Ever since the Federal Reserve began its first quantitative easing program in late 2008, Richmond Fed President Jeffrey Lacker has been warning that future inflation is going to run wild and doom us all. Nearly 5 years later, with inflation running at an average of 1.2% in the last four quarters, Lacker continues to warn us against the evils of coming inflation.
In a speech today, Lacker noted that in mid-2011 inflation had reached 2.8% and that unless the Fed is careful, inflation could return to somewhere around the FOMC’s target of around 2%. He does concede that part of the reason for the slow growth of U.S. GDP is the “sluggish” growth in what employees are paid.
Hourly earnings are up just 1.8% in the past 12 months, only slightly more than inflation. Perhaps a little more inflation would be a good thing.
Lacker does acknowledge that without more growth in earnings there will be less spending, even though the housing market — or at least news about rising house prices — is reviving “households’ confidence in the market value of their most valuable asset.” True enough, but so far there’s little evidence that consumers are willing to spend more on the basis of a few percentage points of growth in home values.

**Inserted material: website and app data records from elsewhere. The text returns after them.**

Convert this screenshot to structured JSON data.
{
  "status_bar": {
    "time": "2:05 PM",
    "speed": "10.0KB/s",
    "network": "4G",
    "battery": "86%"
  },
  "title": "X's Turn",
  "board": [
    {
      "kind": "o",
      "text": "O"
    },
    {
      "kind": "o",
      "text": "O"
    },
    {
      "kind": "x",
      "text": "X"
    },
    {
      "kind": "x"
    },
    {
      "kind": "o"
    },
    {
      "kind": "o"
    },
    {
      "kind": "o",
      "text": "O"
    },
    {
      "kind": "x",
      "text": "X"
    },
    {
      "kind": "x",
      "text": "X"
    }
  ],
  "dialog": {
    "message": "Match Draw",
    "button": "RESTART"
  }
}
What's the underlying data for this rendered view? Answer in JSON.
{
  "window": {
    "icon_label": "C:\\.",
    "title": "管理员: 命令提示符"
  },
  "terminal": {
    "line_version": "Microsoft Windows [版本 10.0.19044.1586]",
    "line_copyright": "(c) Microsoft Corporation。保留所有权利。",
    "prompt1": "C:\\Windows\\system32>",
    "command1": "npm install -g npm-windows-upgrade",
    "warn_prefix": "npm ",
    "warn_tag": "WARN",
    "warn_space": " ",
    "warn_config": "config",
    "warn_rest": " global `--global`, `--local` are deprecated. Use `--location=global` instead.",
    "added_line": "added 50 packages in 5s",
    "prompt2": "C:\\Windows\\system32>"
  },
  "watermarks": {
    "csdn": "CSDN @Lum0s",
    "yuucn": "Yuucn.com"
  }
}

Lacker concludes with this: “Well-contained inflation, the most fundamental contribution a central bank can make to economic growth, seems likely to continue.” Lacker may not be happy, but he’s satisfied.